A sunset review is required by law five years after any duties are implemented in order to determine if they are still necessary.  In its sunset review earlier this year, the Department of Commerce found that ending the Chinese furniture duties “would be likely to lead to continuation or recurrence of dumping.”
The commission announced Tuesday its determination that lifting duties would likely lead “to continuation or recurrence of material injury within a reasonably foreseeable time.”
As a result, duties on the imports will remain in place.

Sen. Webb testifies at Chinese import hearing

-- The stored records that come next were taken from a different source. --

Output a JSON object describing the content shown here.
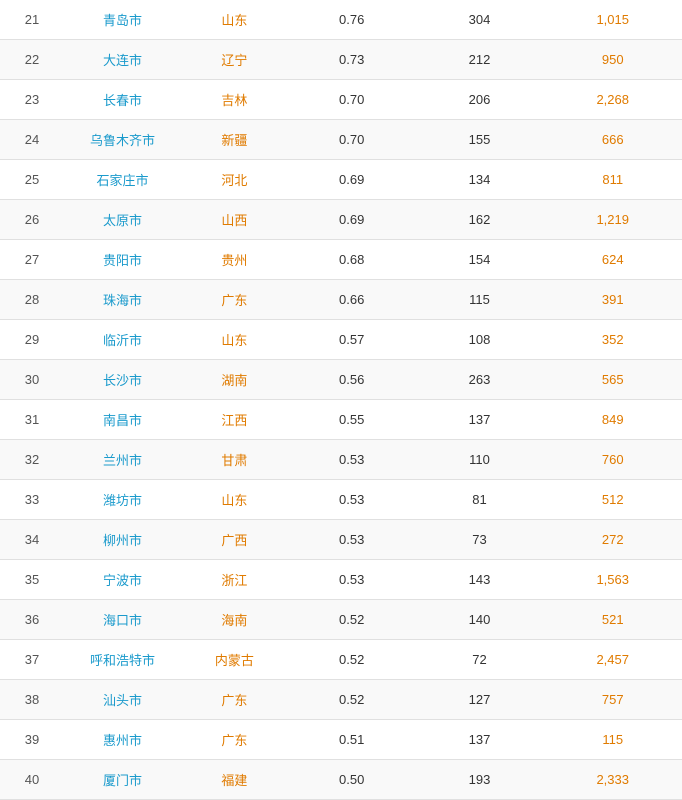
{
  "table": {
    "rows": [
      {
        "rank": 21,
        "city": "青岛市",
        "province": "山东",
        "val1": "0.76",
        "val2": "304",
        "val3": "1,015"
      },
      {
        "rank": 22,
        "city": "大连市",
        "province": "辽宁",
        "val1": "0.73",
        "val2": "212",
        "val3": "950"
      },
      {
        "rank": 23,
        "city": "长春市",
        "province": "吉林",
        "val1": "0.70",
        "val2": "206",
        "val3": "2,268"
      },
      {
        "rank": 24,
        "city": "乌鲁木齐市",
        "province": "新疆",
        "val1": "0.70",
        "val2": "155",
        "val3": "666"
      },
      {
        "rank": 25,
        "city": "石家庄市",
        "province": "河北",
        "val1": "0.69",
        "val2": "134",
        "val3": "811"
      },
      {
        "rank": 26,
        "city": "太原市",
        "province": "山西",
        "val1": "0.69",
        "val2": "162",
        "val3": "1,219"
      },
      {
        "rank": 27,
        "city": "贵阳市",
        "province": "贵州",
        "val1": "0.68",
        "val2": "154",
        "val3": "624"
      },
      {
        "rank": 28,
        "city": "珠海市",
        "province": "广东",
        "val1": "0.66",
        "val2": "115",
        "val3": "391"
      },
      {
        "rank": 29,
        "city": "临沂市",
        "province": "山东",
        "val1": "0.57",
        "val2": "108",
        "val3": "352"
      },
      {
        "rank": 30,
        "city": "长沙市",
        "province": "湖南",
        "val1": "0.56",
        "val2": "263",
        "val3": "565"
      },
      {
        "rank": 31,
        "city": "南昌市",
        "province": "江西",
        "val1": "0.55",
        "val2": "137",
        "val3": "849"
      },
      {
        "rank": 32,
        "city": "兰州市",
        "province": "甘肃",
        "val1": "0.53",
        "val2": "110",
        "val3": "760"
      },
      {
        "rank": 33,
        "city": "潍坊市",
        "province": "山东",
        "val1": "0.53",
        "val2": "81",
        "val3": "512"
      },
      {
        "rank": 34,
        "city": "柳州市",
        "province": "广西",
        "val1": "0.53",
        "val2": "73",
        "val3": "272"
      },
      {
        "rank": 35,
        "city": "宁波市",
        "province": "浙江",
        "val1": "0.53",
        "val2": "143",
        "val3": "1,563"
      },
      {
        "rank": 36,
        "city": "海口市",
        "province": "海南",
        "val1": "0.52",
        "val2": "140",
        "val3": "521"
      },
      {
        "rank": 37,
        "city": "呼和浩特市",
        "province": "内蒙古",
        "val1": "0.52",
        "val2": "72",
        "val3": "2,457"
      },
      {
        "rank": 38,
        "city": "汕头市",
        "province": "广东",
        "val1": "0.52",
        "val2": "127",
        "val3": "757"
      },
      {
        "rank": 39,
        "city": "惠州市",
        "province": "广东",
        "val1": "0.51",
        "val2": "137",
        "val3": "115"
      },
      {
        "rank": 40,
        "city": "厦门市",
        "province": "福建",
        "val1": "0.50",
        "val2": "193",
        "val3": "2,333"
      }
    ]
  }
}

U.S. Sen. James Webb, D-Virginia, submitted this statement at a hearing by the U.S. International Trade Commission regarding imports of wooden bedroom furniture from China. It is edited here for length.

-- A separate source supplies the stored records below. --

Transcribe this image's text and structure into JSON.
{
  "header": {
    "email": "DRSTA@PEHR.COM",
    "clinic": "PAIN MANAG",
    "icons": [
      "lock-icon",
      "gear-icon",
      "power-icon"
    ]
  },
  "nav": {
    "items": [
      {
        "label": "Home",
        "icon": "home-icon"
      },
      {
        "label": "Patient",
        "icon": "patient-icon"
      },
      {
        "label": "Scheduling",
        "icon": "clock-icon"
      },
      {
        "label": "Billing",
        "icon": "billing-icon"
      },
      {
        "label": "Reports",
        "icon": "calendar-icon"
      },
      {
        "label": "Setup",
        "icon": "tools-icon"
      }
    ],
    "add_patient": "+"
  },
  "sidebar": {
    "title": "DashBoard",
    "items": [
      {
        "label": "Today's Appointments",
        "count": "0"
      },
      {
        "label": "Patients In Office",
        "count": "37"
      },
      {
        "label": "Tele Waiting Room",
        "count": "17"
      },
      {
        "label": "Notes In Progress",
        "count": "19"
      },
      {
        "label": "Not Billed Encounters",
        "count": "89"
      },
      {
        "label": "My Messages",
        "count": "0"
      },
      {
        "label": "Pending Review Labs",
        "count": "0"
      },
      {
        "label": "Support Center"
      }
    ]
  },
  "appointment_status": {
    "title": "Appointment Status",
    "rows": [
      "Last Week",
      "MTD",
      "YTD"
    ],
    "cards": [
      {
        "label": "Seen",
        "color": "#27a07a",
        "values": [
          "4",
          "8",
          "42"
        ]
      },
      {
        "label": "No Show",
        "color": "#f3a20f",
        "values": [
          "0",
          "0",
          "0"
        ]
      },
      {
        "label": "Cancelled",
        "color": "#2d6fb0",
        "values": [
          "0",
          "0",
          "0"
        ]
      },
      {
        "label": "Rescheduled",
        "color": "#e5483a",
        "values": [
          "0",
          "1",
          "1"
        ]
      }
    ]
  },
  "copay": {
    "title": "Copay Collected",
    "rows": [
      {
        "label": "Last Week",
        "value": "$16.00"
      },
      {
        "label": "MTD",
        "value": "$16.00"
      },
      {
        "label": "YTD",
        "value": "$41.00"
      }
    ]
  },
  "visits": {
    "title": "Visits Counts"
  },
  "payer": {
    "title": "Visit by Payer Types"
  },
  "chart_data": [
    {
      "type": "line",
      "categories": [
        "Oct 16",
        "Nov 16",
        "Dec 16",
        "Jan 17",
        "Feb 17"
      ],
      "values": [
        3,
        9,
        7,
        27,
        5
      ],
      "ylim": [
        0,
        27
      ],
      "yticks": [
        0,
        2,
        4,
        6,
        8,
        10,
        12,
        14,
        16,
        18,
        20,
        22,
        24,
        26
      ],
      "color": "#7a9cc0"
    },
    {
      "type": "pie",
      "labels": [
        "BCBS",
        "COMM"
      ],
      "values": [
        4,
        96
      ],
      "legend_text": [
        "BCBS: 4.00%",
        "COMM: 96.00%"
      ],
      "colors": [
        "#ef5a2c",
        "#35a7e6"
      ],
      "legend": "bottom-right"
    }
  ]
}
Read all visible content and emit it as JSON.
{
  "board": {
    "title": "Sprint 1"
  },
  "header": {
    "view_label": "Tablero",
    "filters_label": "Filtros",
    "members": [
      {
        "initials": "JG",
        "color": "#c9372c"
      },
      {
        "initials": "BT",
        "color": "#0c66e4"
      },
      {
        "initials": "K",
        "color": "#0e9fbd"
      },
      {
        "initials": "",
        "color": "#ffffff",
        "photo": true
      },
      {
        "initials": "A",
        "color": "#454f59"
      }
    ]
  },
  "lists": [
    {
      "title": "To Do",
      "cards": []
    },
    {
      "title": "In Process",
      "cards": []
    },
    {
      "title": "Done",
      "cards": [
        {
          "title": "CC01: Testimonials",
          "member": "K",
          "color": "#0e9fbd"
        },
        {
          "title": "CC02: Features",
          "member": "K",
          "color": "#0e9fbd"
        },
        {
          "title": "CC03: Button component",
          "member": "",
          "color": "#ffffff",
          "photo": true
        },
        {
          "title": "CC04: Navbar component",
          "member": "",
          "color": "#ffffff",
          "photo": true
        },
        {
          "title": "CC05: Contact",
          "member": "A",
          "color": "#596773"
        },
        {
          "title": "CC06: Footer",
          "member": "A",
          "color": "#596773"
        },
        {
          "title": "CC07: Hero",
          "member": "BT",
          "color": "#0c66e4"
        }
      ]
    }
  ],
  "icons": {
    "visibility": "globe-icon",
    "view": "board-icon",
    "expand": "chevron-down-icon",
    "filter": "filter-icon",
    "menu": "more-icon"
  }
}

I appreciate the opportunity to appear here today and speak on behalf of the furniture industry in Virginia, and the importance of retaining the antidumping duty order on wooden bedroom furniture from China.
Virginia’s furniture industry has a long and rich history, reaching back to the Colonial period.
By the middle of the 1700s, fine craftsmen were supplying much of Virginia’s furniture needs, supplanting English-made furniture, a trend that was only to increase in the run up to the Revolutionary War.
When the philanthropist John D. Rockefeller, Jr. led the way to the restoration of historic Williamsburg, it was Virginia furniture craftsmen that were the source of the again popular Williamsburg furniture style.
Unfortunately, precious little of this industry remains and the losses to Virginia, in jobs and livelihoods, have been severe.  
After 40 years in business, American of Martinsville closed on April 16, 2010, and filed for bankruptcy a month later. Two hundred twenty-five employees lost their jobs.
In this economy, and with a skill set learned over years working in the furniture industry, these former employees have had few job alternatives.
Thomas B. Stanley, who served the people of Virginia in the House of Representatives and as governor, founded a furniture company in 1924. Such was the importance of the company that the community renamed the town where the company was founded as Stanleyville.
Stanley Furniture sources 75 percent of its raw materials within 500 miles of its plant sites. The Stanleytown plant is closing in a few months.
The recession has made Virginia’s furniture companies more vulnerable to the harm of Chinese imports, even with an antidumping duty order in place.
Demand for bedroom furniture has fallen as home sales and new home building have fallen.  The industry can ill afford more shocks.
I believe that trade can help America’s working men and women, but it requires that everyone play by the rules.  In the Senate, I continue to speak about the need for China to act in ways that are commensurate with the status it projects on the international stage, and for the United States to reconfigure our relationship with China in a way that reflects more clearly its emerging status economically and in terms of our own national security and security of the East Asia region.
Today is not the first time I have expressed concern about the impact of China’s unfair trade policies on the United States, and Virginia in particular.
We in Virginia cannot afford to lose more jobs in this industry.  Vaughan-Bassett is a leader in the U.S. bedroom furniture industry and a valued corporate citizen of Virginia.
In these difficult times, it is critical that the commission vote to retain the antidumping order on imports from China and not risk greater harm — or worse — to one of the few remaining U.S. bedroom furniture producers.
The Virginians fortunate enough to still have jobs in the furniture industry are living on a knife’s edge. In Southwest and Southside Virginia, furniture was the lifeblood of these areas throughout the Commonwealth’s history.
Without continuing to combat China’s unfair trade practices, however, I am afraid that we may reach the point where the furniture industry in Virginia is only history.